How will the strike affect your train?
What is happening for the rest of the week?
From Wednesday through to Friday, commuters will be forced to endure the same disruption as Tuesday.
Hugely reduced services will affect all routes into London Waterloo, with some journeys axed altogether.
The full rundown of the week's industrial action can be found at South Western Railway's website, but here are some of the major changes.
- Basingstoke to London Waterloo: Reduced hourly service in each direction
- Woking to London Waterloo: Reduced half-hourly service
- Salisbury to London Waterloo: Reduced hourly service
- Portsmouth Harbour to London Waterloo: Reduced service with two trains an hour (one fast, one slow). The London Waterloo to Haslemere trains will not run

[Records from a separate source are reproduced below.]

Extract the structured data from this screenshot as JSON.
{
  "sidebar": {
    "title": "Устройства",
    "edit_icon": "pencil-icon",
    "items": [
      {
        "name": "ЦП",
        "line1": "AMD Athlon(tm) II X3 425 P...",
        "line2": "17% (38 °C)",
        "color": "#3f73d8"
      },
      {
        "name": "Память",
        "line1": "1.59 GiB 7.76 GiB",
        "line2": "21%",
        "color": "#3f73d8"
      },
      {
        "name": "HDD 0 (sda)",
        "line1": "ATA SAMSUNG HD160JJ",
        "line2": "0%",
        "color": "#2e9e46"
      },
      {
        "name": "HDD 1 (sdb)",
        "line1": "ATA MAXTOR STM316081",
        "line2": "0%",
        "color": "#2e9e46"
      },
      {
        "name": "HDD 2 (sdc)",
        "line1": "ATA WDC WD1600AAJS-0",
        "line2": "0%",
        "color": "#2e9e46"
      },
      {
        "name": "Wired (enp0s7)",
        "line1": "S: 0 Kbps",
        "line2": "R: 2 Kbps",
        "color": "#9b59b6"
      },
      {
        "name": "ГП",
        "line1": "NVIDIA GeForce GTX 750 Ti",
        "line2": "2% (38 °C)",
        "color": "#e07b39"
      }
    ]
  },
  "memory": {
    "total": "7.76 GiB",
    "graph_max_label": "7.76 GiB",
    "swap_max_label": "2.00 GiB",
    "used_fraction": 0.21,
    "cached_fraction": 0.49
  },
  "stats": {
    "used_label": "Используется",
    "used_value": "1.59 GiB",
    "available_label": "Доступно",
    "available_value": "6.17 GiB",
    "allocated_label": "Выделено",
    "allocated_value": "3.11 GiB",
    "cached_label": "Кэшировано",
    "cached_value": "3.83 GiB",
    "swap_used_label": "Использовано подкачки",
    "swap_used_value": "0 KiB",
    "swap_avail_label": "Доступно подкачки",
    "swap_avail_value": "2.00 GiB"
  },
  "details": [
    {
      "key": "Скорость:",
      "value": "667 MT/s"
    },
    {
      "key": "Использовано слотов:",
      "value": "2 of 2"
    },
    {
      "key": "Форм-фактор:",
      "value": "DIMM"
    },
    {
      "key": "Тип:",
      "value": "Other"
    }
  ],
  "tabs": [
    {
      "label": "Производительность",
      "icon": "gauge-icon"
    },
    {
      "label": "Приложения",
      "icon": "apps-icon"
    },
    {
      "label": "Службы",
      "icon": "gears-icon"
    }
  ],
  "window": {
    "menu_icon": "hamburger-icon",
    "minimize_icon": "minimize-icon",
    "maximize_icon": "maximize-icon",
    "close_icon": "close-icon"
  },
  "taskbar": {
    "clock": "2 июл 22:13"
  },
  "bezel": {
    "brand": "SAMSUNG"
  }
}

- Dorking to London Waterloo: Trains will run every thirty minutes between London Waterloo and Epsom. No services between Leatherhead and Dorking
- Guildford to London Waterloo: Hourly train service will run from 7am to 10pm between Surbiton and Guildford via Cobham
- Hampton Court to London Waterloo: Replacement buses will be running a half hourly service between Hampton Court and Surbiton
- Chessington South to London Waterloo: Reduced service will start later than normal at 8pm, with three trains every two hours. The train service will also finish earlier than normal at 7pm
- London Waterloo to Windsor and Eton Riverside: Half-hourly service will run between London Waterloo and Windsor & Eton Riverside (via Hounslow) between 8am and 8pm
- London Waterloo to Reading: Two trains each hour
- London Waterloo to Weybridge via Staines: These trains will not run
On Saturday, there is a different timetable to usual too. Here is the map: